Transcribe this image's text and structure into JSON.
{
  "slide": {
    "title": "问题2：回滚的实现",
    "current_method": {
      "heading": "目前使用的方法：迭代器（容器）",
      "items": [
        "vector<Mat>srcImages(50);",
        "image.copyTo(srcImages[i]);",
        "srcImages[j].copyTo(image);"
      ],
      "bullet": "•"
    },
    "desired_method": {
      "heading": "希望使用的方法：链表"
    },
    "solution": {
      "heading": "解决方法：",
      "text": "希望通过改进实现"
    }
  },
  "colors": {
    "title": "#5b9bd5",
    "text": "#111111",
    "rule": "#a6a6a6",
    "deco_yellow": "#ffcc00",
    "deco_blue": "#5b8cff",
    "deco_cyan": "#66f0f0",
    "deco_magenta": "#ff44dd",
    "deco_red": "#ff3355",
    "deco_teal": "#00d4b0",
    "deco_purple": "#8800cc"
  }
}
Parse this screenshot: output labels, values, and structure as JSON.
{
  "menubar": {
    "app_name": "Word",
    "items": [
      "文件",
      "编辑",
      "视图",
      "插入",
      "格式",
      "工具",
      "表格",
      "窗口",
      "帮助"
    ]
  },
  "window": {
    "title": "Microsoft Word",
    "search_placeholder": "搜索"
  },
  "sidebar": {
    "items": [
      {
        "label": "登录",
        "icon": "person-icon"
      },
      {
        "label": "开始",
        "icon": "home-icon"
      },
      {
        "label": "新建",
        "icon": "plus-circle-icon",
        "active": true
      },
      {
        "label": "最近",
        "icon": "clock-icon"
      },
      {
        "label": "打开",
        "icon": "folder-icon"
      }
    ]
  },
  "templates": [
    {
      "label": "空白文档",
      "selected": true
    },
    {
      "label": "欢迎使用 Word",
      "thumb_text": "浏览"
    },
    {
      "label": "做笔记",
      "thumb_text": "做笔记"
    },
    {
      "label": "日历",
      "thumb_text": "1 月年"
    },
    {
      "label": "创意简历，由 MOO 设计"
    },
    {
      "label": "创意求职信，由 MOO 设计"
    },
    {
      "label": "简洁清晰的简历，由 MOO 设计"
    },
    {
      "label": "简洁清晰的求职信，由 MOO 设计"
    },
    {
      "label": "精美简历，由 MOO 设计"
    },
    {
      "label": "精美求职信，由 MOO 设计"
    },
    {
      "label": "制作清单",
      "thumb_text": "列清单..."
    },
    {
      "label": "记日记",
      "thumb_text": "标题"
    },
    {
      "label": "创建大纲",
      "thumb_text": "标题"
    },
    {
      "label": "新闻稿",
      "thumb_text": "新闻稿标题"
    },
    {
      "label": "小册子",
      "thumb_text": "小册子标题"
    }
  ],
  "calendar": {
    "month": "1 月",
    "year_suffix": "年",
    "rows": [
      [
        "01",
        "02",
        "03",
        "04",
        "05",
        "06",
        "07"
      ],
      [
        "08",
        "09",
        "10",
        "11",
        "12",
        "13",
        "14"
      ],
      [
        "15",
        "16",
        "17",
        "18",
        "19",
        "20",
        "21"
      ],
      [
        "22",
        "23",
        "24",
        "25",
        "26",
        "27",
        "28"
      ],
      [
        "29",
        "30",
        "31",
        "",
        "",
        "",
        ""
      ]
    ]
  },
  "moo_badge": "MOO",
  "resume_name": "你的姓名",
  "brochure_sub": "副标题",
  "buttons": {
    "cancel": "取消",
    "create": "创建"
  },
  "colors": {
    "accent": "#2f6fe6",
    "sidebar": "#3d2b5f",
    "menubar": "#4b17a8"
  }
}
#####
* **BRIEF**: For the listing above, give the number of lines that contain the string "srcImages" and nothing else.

* **SOLVED EXERCISE**: 3